Data extracts →
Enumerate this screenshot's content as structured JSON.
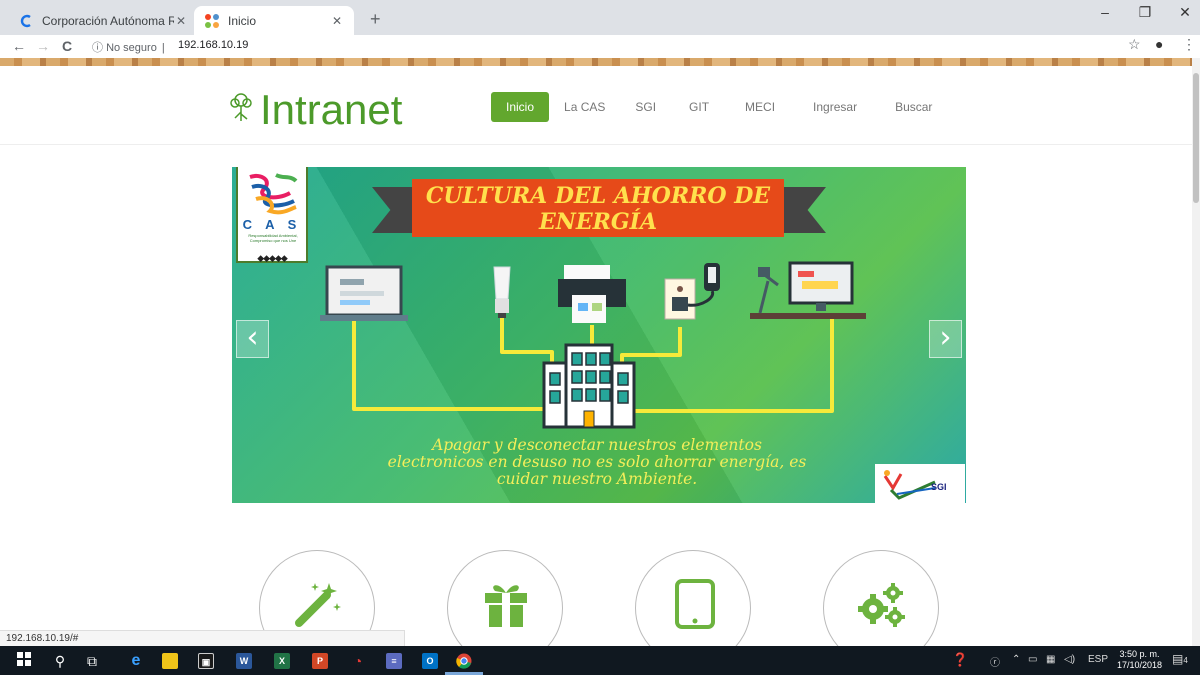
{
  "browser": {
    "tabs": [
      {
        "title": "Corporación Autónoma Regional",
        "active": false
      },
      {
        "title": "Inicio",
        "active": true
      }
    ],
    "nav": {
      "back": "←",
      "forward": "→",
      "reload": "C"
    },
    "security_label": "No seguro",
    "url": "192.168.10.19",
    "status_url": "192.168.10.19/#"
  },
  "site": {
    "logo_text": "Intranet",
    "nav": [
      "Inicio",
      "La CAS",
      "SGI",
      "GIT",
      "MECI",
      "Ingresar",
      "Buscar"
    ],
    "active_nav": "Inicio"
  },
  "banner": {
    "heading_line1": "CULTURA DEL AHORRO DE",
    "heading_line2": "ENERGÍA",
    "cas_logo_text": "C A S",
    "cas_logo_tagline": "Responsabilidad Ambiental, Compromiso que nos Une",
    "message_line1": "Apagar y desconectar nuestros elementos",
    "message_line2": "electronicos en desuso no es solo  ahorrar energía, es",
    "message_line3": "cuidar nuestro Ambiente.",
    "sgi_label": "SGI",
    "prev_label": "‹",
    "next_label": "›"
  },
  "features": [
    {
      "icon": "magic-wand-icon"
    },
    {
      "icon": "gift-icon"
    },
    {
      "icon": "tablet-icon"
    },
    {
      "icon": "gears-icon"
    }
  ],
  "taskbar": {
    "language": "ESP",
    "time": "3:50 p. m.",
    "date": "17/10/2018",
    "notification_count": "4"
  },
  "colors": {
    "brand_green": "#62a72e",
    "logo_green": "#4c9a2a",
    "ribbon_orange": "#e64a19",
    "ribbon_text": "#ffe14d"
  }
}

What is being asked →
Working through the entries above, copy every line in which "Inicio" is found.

Expected answer →
        "title": "Inicio",
      "Inicio",
    "active_nav": "Inicio"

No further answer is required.